▶ _What you should do_
Beginning with the line that includes "Transcribe this image's" and ending with the last line, print the records exactly, leaving every picture out.

▶ _The data_

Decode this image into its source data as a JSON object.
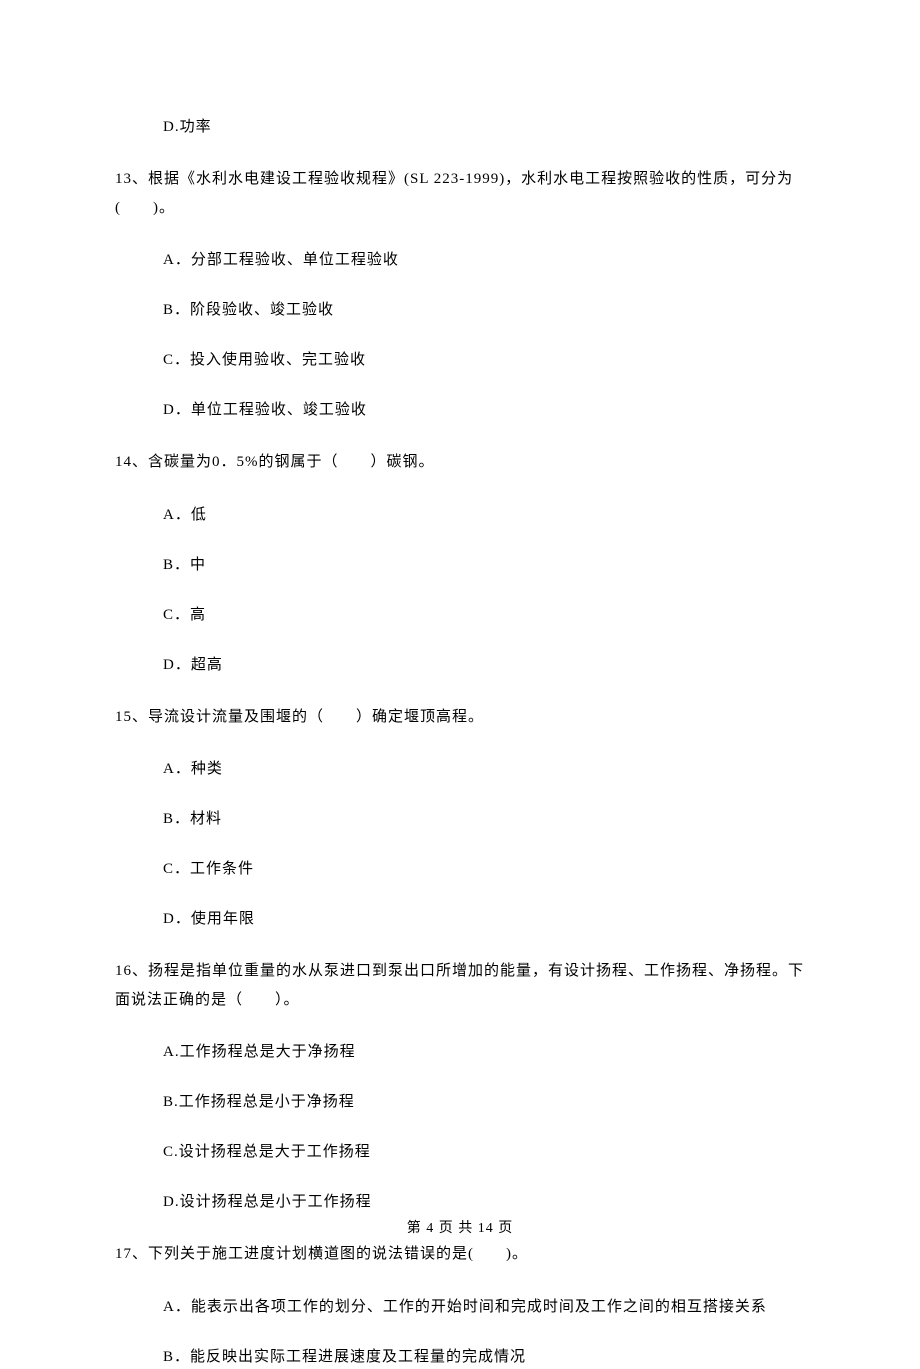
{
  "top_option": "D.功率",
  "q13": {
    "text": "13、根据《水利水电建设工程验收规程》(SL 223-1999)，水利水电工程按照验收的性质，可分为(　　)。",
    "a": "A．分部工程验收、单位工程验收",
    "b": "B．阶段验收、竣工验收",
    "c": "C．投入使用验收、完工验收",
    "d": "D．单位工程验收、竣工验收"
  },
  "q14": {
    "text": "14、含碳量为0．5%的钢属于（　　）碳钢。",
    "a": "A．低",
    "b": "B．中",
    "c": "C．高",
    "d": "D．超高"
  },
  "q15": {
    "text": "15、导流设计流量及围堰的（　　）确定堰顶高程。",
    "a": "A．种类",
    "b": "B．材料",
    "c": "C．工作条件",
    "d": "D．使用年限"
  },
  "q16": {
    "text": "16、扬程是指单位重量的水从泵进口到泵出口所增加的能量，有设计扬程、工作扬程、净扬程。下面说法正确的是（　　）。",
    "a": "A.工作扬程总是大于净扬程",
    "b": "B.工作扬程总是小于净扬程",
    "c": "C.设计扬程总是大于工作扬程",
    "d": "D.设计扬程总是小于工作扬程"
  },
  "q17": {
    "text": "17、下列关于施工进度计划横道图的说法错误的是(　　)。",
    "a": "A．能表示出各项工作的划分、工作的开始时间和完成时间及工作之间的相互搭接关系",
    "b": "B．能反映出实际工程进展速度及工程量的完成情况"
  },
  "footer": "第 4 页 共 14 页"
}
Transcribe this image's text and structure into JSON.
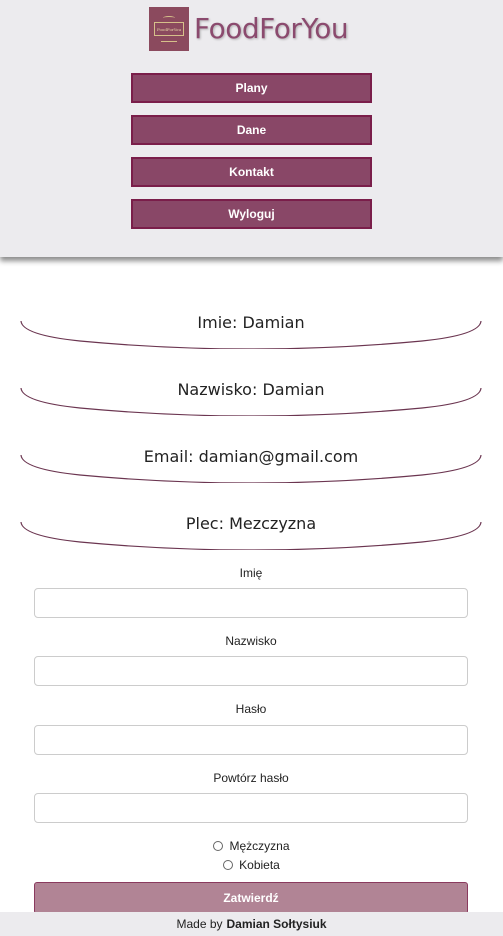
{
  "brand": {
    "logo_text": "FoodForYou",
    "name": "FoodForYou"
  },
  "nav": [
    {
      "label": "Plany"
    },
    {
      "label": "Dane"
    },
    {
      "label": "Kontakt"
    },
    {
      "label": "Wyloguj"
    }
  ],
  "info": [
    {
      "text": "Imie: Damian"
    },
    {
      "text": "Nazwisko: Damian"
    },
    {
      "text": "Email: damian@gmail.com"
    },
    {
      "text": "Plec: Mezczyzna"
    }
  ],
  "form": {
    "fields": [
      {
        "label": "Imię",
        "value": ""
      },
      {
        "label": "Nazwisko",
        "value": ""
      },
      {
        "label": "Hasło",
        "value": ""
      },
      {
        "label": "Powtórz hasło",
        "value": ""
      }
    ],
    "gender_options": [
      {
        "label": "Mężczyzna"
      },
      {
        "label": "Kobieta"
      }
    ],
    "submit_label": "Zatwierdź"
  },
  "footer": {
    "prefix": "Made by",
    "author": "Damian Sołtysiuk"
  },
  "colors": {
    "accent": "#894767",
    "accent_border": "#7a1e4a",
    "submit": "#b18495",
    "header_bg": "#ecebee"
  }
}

▶ _Answer to this task_
Transcribe this image's text and structure into JSON.
{
  "brand": {
    "logo_text": "FoodForYou",
    "name": "FoodForYou"
  },
  "nav": [
    {
      "label": "Plany"
    },
    {
      "label": "Dane"
    },
    {
      "label": "Kontakt"
    },
    {
      "label": "Wyloguj"
    }
  ],
  "info": [
    {
      "text": "Imie: Damian"
    },
    {
      "text": "Nazwisko: Damian"
    },
    {
      "text": "Email: damian@gmail.com"
    },
    {
      "text": "Plec: Mezczyzna"
    }
  ],
  "form": {
    "fields": [
      {
        "label": "Imię",
        "value": ""
      },
      {
        "label": "Nazwisko",
        "value": ""
      },
      {
        "label": "Hasło",
        "value": ""
      },
      {
        "label": "Powtórz hasło",
        "value": ""
      }
    ],
    "gender_options": [
      {
        "label": "Mężczyzna"
      },
      {
        "label": "Kobieta"
      }
    ],
    "submit_label": "Zatwierdź"
  },
  "footer": {
    "prefix": "Made by",
    "author": "Damian Sołtysiuk"
  },
  "colors": {
    "accent": "#894767",
    "accent_border": "#7a1e4a",
    "submit": "#b18495",
    "header_bg": "#ecebee"
  }
}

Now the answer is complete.